Christmas Eve is a month away but celebrations will look a lot different this year.
“Christmas is not going to be having any kind of large group interactions for sure,” says Dr. Theresa Tam, Canada’s chief public health officer.
As COVID-19 cases soar and regions lockdown, Canada’s top doctor has a blunt message when it comes to holiday planning.
“Even with family, you’ve got to really think twice,” says Tam. “Avoid non-essential travel. Keep to your current household contacts as much as possible.”
That has thousands of University of Victoria students struggling with what to do.
“I feel nervous but I also really want to see my family but with stuff like the masks and with all sanitizing it makes me feel a lot safer,” says Cassidy Lancaster, who plans to travel home to Alberta for winter break.

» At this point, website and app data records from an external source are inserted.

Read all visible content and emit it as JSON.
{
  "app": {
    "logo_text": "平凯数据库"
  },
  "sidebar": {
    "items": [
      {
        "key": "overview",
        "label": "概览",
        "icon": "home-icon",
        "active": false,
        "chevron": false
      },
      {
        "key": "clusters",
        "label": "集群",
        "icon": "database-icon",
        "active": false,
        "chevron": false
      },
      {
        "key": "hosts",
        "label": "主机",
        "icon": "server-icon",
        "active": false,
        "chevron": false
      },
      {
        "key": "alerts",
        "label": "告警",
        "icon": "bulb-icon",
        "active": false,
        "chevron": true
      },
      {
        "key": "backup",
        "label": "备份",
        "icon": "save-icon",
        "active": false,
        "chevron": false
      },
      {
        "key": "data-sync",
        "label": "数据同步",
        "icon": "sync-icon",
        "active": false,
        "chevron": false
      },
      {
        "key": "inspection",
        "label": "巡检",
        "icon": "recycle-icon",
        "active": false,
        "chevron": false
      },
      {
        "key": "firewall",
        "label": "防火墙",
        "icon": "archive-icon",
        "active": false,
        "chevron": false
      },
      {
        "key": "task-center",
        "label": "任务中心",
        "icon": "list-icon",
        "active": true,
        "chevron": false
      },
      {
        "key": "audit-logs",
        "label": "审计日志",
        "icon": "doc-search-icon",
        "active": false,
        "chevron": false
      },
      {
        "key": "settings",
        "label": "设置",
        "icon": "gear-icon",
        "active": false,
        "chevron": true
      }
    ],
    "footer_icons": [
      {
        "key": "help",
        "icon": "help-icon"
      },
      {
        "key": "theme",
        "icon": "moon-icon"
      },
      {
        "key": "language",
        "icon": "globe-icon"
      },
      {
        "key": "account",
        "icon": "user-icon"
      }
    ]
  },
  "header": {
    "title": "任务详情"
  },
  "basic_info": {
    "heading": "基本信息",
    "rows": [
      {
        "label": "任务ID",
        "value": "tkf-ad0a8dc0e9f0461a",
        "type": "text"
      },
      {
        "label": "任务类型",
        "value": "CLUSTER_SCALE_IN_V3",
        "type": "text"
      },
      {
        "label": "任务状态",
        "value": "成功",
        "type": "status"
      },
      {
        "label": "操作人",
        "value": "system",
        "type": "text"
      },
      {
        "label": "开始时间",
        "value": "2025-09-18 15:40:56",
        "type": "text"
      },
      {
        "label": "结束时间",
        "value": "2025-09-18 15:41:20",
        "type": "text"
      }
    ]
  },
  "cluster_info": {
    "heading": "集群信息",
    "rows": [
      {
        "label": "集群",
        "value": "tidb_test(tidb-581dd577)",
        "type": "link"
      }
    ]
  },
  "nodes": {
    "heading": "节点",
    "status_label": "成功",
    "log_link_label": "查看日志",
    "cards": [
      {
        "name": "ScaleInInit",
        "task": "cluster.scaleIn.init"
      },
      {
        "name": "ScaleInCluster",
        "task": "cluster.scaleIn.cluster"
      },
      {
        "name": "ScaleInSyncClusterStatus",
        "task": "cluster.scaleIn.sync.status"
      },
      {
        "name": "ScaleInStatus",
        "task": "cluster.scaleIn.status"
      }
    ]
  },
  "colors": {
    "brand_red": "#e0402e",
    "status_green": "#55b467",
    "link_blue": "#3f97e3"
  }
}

“I prefer to be with my family at least for Christmas but this year because of the pandemic I don’t think it’s going to happen,” adds Iranian student Reza Zamani, who plans to stay in Victoria.
Of the 750 students in residence at UVic, the university says only around 65 have applied to stay here for the winter break — which officials say is about the same as last year.
But all the uncertainty is taking a toll.
“This is the first year students have had to be so vigilant, constantly re-evaluating their plans,” says Emily Lowan of the University of Victoria Students’ Society. “It’s a really stressful time on top of being isolated and having a heavy workload.”
Students travelling home is considered essential travel but for everyone else the message is clear — stay home and celebrate with your household.
It’s a message that doesn’t seem to be resonating south of the border, were millions of Americans are travelling for U.S. Thanksgiving — despite repeated warnings not to.
“I keep urging people, please don’t travel,” says New York City mayor Bill de Blasio. “Please change your plans.”